● What you are asked to do: Below are some entries. Count how many of their lines include "FREE", then give that number only.

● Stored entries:
# # #

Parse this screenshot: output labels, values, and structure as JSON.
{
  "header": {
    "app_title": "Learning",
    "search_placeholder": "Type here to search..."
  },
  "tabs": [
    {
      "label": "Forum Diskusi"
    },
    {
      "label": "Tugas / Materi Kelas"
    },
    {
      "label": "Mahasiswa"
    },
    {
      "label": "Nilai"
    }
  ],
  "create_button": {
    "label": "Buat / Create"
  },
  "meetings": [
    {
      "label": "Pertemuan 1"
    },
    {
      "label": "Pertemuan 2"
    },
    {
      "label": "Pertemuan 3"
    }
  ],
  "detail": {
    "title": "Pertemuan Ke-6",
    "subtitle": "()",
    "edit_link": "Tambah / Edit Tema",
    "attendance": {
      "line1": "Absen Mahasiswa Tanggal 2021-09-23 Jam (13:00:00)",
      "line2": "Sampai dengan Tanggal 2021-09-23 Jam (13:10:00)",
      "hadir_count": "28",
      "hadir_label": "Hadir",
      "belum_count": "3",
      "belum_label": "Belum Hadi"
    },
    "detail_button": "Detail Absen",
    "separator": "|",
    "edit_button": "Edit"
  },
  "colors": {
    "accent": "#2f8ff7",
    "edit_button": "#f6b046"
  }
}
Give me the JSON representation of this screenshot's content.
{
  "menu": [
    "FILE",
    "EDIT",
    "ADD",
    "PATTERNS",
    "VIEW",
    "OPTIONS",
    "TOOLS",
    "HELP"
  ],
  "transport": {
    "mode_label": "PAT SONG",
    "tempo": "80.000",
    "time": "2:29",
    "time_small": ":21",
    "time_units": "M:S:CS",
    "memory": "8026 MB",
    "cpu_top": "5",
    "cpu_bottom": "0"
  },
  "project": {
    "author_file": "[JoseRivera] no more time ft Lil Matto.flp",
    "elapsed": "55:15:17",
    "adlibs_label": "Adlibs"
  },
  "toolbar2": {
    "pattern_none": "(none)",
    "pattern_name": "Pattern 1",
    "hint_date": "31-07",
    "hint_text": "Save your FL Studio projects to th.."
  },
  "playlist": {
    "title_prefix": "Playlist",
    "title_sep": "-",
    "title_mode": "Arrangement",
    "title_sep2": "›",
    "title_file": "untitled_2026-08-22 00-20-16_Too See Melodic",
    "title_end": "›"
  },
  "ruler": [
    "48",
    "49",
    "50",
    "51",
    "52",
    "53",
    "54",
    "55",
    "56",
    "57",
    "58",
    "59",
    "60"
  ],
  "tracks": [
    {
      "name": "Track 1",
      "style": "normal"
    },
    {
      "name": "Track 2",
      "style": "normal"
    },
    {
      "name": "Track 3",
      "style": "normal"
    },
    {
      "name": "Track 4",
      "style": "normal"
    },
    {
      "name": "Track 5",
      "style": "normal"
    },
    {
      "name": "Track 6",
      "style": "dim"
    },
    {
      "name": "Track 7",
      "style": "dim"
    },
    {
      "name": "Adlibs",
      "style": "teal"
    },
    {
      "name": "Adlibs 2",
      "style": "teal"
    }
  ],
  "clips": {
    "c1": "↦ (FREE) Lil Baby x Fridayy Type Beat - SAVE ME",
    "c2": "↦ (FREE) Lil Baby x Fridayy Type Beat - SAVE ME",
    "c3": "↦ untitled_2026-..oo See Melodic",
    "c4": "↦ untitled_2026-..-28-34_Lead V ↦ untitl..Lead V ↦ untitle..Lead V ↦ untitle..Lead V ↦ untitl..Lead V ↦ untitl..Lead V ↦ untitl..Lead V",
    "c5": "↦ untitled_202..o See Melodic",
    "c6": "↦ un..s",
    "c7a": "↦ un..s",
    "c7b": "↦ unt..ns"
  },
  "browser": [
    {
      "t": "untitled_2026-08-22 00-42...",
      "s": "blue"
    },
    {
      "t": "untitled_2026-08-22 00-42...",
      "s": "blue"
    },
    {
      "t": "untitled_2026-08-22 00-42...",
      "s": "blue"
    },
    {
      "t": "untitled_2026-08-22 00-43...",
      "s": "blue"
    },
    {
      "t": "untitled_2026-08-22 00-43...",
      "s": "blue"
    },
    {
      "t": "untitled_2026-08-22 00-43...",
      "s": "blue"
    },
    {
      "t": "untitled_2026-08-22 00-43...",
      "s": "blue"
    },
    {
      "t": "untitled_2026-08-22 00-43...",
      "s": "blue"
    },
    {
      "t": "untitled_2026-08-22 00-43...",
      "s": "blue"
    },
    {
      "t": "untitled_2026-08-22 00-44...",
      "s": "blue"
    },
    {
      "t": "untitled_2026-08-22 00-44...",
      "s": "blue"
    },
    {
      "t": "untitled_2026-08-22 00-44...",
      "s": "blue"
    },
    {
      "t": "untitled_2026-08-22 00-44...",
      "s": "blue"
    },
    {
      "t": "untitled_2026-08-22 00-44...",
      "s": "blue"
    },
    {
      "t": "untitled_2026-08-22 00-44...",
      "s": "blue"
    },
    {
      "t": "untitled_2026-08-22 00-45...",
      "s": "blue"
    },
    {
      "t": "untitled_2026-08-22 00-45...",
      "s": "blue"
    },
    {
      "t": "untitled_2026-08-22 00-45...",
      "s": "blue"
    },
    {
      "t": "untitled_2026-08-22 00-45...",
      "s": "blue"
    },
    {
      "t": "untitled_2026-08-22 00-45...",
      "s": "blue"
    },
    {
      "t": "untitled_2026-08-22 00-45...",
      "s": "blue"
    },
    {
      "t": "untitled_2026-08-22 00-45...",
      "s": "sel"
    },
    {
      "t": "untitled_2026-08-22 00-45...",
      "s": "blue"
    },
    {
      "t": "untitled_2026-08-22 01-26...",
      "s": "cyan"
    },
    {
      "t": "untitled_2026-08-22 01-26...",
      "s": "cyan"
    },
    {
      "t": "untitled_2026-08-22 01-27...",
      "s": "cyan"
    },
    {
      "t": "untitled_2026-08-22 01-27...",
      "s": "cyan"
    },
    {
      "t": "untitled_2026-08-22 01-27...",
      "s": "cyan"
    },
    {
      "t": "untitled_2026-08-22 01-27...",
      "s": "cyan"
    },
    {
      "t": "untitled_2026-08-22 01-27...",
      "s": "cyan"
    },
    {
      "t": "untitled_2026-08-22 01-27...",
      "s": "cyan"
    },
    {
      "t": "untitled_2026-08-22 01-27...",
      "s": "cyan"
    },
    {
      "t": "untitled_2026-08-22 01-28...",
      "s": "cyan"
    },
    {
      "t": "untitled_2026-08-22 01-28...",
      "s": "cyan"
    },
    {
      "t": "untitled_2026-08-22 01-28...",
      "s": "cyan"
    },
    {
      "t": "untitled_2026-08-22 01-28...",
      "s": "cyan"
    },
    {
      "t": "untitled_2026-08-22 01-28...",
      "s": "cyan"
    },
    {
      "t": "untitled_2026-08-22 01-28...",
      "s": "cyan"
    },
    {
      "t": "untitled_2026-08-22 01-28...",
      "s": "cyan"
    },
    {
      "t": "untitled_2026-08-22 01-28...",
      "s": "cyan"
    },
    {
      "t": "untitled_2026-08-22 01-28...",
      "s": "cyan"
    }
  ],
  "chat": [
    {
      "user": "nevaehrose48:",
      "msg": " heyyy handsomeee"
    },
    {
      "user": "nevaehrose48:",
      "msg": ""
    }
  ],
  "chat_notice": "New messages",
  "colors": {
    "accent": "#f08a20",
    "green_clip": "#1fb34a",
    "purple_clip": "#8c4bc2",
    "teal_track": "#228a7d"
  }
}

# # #

● Task response: 2